COLUMBIA — Hundreds of teachers, parents, students and education advocates flooded the Statehouse on Tuesday to give lawmakers an earful about a proposed overhaul of the state's school system in a legislative hearing that stretched deep into the evening.
Many of the complaints from attendees at the meeting followed a few repeated themes, including soliciting more input from teachers, reducing what many view as excessive testing requirements and upping a proposed increase in teacher pay.
"What teachers are looking for more than anything is to be treated as professionals," said Marlene Sipes, a teacher from Richland County School District One, voicing a sentiment that was echoed many times over the ensuing hours.
The meeting, held by the House's Education and Public Works K-12 subcommittee, drew so many teachers that lawmakers opened two additional rooms with TVs airing the hearing so that people who could not fit into the main room could watch.
Calls for an education overhaul have intensified in the wake of The Post and Courier’s November series, Minimally Adequate, which laid out how gaping disparities have left students unprepared for college or work after high school, a predicament that threatens the state’s economic prosperity.
The series also described a worsening shortage of teachers, a growing crisis that has further exacerbated an achievement gap that disproportionately hurts rural and poor schools.
Last year, more than 5,300 teachers left K-12 classrooms statewide, while the number of education majors graduating from a South Carolina college continued to decrease to 1,640.
Despite increasing reliance on out-of-state, international, and alternatively certified teachers, the 2018-19 school year began with more than 600 teacher vacancies, a nearly 30 percent increase from two years earlier, according to the latest report from the state Center for Educator Recruitment Retention and Advancement.
Bipartisan calls for reform followed the series, culminating in House Speaker Jay Lucas dropping a sprawling, 84-page bill in January that would require new approaches in not only K-12 schools but also technical colleges and universities’ teacher-training programs.
The backlash from teachers has prompted Lucas and others to repeatedly stress that the bill’s introduction is the start of a long process — that it won’t pass as is — and that they want teachers’ help in making the bill something that will truly be transformative for students’ future.
"The bill before us today is a bill in the making," said the education committee chairwoman Rita Allison, R-Spartanburg, at the outset of the meeting. "We want to make sure that you have the facts in the bill and that we listen to you."
Still, several teachers griped that they were only being listened to after an initial version of the bill has already been released.

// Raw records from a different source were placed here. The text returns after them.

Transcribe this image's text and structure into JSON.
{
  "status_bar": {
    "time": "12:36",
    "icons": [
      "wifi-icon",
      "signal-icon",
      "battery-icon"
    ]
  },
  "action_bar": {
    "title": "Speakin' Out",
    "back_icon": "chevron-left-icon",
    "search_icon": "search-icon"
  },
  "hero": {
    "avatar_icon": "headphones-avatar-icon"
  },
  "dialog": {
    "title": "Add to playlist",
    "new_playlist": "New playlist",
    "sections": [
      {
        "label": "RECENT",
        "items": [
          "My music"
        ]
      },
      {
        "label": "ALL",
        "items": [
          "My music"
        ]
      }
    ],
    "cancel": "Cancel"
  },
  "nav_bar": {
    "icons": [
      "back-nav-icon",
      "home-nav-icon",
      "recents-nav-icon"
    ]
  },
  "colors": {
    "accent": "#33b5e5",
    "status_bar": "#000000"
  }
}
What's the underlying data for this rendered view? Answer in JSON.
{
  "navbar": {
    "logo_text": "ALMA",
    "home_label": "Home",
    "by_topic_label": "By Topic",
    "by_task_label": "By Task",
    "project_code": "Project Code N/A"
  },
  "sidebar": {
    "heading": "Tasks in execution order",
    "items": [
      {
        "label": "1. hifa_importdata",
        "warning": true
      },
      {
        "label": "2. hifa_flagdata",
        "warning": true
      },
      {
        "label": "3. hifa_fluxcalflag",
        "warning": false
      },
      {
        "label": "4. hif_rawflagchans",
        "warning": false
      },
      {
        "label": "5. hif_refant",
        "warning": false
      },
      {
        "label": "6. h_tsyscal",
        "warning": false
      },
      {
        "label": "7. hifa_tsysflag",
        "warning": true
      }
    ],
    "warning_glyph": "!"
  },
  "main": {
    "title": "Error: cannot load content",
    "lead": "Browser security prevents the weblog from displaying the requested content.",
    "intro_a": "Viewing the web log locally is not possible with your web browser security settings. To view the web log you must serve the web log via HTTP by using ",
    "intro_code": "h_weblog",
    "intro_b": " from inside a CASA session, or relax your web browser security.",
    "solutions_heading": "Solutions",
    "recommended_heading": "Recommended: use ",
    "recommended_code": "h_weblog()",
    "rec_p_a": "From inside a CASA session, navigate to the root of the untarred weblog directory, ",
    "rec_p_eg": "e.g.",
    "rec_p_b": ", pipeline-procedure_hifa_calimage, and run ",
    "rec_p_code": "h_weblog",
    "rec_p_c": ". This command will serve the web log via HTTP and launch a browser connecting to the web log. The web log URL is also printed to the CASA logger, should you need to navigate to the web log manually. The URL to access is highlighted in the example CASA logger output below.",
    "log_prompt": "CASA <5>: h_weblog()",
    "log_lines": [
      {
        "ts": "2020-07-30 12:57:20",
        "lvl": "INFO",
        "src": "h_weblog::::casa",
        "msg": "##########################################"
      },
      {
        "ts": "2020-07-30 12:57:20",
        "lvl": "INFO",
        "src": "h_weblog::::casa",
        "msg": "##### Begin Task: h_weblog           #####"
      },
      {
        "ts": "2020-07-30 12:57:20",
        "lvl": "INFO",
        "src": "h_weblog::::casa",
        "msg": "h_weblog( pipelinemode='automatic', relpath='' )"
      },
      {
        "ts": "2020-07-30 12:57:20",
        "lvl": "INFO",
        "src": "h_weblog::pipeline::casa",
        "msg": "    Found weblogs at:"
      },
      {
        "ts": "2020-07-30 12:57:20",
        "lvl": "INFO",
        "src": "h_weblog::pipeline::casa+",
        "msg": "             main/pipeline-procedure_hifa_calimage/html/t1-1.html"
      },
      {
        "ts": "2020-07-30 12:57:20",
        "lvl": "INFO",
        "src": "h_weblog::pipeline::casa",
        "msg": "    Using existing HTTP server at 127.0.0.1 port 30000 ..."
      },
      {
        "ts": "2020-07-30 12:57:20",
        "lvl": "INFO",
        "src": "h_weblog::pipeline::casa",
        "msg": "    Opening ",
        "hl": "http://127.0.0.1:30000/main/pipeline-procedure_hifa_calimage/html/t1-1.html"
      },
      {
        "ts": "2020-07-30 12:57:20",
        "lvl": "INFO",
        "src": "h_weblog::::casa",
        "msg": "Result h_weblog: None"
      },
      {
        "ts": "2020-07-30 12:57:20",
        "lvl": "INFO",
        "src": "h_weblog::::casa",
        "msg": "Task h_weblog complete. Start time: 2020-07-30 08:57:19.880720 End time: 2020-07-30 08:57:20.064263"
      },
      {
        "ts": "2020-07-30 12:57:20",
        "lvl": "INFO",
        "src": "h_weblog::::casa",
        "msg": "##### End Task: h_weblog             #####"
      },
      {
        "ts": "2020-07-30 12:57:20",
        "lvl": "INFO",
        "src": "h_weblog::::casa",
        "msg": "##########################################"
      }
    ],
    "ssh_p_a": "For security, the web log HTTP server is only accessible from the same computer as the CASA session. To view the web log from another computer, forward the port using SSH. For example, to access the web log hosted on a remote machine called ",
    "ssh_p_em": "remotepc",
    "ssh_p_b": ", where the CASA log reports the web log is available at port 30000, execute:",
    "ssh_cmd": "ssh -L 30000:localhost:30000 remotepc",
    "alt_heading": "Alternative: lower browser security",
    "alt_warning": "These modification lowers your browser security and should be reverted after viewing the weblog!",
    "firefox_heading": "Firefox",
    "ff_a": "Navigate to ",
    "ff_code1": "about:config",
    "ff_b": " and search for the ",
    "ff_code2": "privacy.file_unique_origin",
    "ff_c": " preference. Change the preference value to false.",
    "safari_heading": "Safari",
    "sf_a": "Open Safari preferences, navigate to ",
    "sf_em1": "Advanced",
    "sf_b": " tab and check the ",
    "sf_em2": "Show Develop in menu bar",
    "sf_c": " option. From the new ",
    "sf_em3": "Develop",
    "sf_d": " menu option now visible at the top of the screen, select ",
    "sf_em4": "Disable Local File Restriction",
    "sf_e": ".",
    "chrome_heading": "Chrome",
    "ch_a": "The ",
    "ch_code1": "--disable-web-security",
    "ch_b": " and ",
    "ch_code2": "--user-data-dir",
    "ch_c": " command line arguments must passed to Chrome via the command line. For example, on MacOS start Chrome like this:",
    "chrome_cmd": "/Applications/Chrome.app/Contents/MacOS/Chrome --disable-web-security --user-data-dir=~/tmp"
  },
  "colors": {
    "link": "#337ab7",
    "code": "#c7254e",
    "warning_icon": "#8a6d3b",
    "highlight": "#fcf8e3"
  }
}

"Unfortunately, I believe a lot of the frustrations you'll hear ... could have been avoided if teacher voices had been better included in the start of this process," said Blythewood High School teacher Patrick Kelly.
Even as legislators who are pushing for reforms welcome teachers’ help, they’re concerned that a misunderstanding of the legislative process and the group’s tendency to lash out at proposals before public debate has even begun could sour some lawmakers on attempting reform and jeopardize prospects for change.
Some teachers, like Chris Hass, sought to address concerns that they were just complaining by instead offering to email lawmakers new language to replace sections of the bill dealing with programs like Read to Succeed, a 2015 initiative to improve literacy performance.
"Hopefully we're not just coming here to say what's wrong but to say, 'let's be part of the solution,'" Hass said.
Teachers are seeking at least a 10 percent pay raise. Lucas’ bill would increase the minimum pay for starting teachers by $3,000 next school year, to $35,000.
A 5 percent pay raise would take teachers’ salaries to the Southeastern average, something state law has technically called for since 1984. But some of the people testifying at the meeting said that would not be enough.
Ridge View High School senior Reilly Alford said a greater pay raise would give his mother, who is a teacher, "the opportunity to put food on the table without missing a payment on rent."
"It will give her the opportunity not to live paycheck to paycheck," Alford said. "But most of all, it will give her the opportunity to live instead of merely surviving."
One of the most common complaints from teachers was that too much of their time is taken up by a bevy of standardized tests and administrative requirements.
"What I’m doing right now is not teaching, I’m testing," said Sherry Blevins, a special education teacher in Richland County School District 2.
Lucas proposes eliminating four state-standardized tests — one science and two social studies end-of-year tests in elementary school and a U.S. history end-of-course test in high school. Those tests are not required by federal law, allowing the state to scrap them.
But teachers said they fear the bill could replace those with other tests. The proposal requires schools to annually give parents their child’s reading and math levels — sending home two scores and what they mean.